Exercise objective - Return every line from the listing where the word "this" occurs.

[Records — start]

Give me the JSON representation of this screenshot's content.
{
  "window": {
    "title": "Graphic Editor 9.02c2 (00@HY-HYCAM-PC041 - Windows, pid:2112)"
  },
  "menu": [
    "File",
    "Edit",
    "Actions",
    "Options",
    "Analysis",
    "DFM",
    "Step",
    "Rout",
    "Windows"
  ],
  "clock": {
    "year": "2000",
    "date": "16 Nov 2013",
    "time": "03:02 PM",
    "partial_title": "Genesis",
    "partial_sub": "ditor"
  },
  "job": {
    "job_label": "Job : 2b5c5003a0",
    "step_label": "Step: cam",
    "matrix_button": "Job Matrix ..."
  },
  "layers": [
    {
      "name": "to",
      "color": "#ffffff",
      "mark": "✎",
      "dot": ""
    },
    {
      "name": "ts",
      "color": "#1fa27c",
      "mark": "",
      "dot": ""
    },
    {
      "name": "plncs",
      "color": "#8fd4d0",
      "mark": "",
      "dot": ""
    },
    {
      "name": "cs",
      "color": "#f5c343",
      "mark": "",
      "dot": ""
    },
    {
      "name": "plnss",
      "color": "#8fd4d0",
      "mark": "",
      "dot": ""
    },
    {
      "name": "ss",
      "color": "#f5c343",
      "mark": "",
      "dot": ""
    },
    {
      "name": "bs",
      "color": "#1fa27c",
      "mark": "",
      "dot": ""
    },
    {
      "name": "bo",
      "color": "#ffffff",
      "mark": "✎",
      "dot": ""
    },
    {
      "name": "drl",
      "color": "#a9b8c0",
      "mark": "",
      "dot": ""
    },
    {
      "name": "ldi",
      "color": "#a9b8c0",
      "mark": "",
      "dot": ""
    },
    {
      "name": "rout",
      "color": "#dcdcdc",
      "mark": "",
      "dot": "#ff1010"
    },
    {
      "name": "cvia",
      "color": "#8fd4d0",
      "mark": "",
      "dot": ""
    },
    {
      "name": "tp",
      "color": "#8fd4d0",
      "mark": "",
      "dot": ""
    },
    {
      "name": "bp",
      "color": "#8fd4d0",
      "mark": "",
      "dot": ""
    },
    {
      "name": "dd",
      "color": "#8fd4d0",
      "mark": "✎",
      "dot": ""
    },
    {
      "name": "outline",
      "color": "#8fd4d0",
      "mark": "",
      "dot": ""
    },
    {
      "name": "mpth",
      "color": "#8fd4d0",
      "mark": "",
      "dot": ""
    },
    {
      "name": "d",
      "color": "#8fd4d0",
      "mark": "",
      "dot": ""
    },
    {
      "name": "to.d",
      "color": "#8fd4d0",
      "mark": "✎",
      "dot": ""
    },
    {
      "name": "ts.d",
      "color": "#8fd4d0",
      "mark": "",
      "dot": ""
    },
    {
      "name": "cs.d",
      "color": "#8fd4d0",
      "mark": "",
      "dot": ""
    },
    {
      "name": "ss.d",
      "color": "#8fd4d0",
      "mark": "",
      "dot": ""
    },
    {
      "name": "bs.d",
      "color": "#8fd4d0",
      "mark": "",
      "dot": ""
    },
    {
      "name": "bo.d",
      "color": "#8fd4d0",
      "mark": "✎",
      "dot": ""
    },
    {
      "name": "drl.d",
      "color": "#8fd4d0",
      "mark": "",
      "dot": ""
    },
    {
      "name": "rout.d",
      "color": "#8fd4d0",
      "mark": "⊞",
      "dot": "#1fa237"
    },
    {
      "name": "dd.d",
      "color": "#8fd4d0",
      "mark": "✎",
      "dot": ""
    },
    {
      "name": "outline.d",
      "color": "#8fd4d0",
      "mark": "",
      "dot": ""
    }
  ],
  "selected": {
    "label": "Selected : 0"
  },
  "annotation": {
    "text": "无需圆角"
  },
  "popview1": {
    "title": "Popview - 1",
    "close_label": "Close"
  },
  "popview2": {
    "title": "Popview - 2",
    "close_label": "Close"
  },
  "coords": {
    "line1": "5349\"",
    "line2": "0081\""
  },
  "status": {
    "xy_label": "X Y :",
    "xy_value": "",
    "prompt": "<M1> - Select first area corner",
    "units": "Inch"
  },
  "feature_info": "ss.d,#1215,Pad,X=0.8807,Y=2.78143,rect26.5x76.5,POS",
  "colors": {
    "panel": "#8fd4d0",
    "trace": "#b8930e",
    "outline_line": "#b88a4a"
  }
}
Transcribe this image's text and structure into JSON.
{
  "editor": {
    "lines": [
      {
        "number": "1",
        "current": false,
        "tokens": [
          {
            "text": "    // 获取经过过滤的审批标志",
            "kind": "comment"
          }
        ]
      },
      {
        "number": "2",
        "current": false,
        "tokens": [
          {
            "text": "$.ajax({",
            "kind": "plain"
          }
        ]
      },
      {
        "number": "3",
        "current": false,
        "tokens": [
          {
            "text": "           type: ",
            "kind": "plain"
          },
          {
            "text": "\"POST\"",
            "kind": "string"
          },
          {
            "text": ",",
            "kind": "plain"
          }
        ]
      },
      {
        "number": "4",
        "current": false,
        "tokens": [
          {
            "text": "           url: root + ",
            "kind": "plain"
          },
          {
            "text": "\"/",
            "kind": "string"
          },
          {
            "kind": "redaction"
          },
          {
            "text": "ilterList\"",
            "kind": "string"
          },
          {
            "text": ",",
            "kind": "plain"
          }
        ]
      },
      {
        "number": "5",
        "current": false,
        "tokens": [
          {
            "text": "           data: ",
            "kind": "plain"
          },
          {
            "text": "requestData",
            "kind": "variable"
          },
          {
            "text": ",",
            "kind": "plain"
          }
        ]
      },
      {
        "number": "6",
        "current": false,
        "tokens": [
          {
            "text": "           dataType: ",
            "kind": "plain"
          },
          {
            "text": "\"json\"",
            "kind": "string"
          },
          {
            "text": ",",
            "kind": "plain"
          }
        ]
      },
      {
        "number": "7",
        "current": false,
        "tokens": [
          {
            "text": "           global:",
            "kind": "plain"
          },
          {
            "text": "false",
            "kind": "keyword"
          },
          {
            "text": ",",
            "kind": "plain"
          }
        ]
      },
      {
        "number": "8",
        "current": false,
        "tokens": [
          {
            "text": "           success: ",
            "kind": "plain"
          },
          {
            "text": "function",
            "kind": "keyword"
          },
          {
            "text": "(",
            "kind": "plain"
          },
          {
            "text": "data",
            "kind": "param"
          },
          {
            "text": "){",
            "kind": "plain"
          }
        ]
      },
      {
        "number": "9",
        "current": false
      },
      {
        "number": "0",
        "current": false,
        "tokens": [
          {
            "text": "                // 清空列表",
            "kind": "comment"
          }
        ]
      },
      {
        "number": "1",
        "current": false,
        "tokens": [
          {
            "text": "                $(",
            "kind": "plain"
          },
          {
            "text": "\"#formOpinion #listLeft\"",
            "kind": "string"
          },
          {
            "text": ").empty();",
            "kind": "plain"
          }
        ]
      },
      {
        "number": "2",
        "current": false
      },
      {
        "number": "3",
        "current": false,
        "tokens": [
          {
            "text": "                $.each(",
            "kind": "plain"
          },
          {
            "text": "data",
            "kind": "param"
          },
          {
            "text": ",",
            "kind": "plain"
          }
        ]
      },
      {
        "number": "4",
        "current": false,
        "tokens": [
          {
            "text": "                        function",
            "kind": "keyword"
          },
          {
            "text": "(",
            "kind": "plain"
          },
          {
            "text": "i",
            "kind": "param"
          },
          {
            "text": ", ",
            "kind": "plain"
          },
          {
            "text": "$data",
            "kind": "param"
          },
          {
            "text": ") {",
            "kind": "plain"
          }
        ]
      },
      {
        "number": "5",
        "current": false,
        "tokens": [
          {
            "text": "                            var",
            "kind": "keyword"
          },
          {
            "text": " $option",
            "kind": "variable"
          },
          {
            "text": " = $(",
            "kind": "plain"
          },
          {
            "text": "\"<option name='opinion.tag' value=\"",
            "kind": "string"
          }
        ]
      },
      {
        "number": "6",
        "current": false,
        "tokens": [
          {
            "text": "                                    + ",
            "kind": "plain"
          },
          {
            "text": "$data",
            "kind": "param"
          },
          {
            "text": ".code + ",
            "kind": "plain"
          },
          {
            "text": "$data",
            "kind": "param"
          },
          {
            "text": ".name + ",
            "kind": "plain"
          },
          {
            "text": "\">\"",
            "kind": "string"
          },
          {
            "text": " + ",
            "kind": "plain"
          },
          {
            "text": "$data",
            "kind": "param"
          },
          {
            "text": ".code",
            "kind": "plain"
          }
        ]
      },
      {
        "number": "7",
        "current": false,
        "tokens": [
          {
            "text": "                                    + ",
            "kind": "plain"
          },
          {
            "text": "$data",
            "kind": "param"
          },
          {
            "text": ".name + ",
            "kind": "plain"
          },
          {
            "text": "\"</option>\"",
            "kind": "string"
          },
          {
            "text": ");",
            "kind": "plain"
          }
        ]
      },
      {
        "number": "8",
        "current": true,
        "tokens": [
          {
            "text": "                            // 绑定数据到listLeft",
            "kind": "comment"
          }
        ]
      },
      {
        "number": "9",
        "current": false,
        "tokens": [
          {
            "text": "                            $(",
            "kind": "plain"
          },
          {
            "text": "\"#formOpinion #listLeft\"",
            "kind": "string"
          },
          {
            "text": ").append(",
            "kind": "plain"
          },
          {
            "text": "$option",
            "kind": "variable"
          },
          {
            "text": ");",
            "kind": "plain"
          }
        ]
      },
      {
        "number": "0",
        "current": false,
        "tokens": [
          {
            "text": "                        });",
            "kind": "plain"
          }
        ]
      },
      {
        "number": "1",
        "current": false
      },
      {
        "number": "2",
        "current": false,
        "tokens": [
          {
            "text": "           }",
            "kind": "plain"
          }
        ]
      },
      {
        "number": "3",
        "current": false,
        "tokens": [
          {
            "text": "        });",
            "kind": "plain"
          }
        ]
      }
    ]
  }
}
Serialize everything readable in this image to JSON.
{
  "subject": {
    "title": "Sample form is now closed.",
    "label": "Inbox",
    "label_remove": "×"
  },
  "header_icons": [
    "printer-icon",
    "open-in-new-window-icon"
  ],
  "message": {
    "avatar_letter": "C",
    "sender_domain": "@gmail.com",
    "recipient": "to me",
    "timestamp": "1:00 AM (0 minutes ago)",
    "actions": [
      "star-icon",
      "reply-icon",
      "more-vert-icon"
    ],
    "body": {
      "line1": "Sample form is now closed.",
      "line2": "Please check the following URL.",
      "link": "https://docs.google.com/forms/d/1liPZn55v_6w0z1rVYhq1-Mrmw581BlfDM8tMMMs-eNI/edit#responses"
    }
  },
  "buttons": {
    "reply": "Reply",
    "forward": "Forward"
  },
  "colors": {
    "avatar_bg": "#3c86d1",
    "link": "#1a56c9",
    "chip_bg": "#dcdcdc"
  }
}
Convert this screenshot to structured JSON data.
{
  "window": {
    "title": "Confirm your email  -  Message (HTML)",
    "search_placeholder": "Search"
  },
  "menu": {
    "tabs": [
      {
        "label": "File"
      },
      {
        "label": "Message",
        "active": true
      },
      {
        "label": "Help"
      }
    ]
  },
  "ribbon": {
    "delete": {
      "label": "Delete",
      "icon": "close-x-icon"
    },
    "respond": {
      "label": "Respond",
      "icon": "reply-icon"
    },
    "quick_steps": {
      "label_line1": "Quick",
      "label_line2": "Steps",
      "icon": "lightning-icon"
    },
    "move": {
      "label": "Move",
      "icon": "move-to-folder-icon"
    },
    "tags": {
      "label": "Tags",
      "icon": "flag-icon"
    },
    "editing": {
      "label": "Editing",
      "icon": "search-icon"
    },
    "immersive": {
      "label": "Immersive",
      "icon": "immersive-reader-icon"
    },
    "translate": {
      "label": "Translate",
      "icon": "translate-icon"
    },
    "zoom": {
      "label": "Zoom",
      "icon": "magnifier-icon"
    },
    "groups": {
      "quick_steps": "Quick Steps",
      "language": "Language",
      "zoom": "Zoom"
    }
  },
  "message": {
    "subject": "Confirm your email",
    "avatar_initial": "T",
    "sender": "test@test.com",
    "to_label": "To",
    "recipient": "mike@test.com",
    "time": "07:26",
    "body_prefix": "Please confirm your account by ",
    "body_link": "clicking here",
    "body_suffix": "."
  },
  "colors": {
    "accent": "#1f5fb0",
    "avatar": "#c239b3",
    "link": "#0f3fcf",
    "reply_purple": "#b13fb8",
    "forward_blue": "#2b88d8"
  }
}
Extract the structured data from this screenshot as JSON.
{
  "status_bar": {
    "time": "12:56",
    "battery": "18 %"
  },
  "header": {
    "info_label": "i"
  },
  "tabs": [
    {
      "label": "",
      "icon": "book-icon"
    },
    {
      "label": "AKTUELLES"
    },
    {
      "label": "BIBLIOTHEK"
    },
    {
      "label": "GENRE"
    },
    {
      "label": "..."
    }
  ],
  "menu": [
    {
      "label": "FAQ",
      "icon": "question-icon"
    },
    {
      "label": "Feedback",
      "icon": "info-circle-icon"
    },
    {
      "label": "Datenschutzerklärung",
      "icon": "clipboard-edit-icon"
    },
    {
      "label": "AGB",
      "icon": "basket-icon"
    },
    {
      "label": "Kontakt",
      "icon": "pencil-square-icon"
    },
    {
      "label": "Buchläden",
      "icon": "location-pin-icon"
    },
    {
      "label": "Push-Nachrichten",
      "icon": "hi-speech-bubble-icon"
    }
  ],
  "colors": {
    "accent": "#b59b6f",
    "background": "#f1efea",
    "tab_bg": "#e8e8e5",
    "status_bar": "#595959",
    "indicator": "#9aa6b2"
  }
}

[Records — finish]

Written answer -
Give me the JSON representation of this screenshot's content.
Transcribe this image's text and structure into JSON.
Serialize everything readable in this image to JSON.
Convert this screenshot to structured JSON data.
Extract the structured data from this screenshot as JSON.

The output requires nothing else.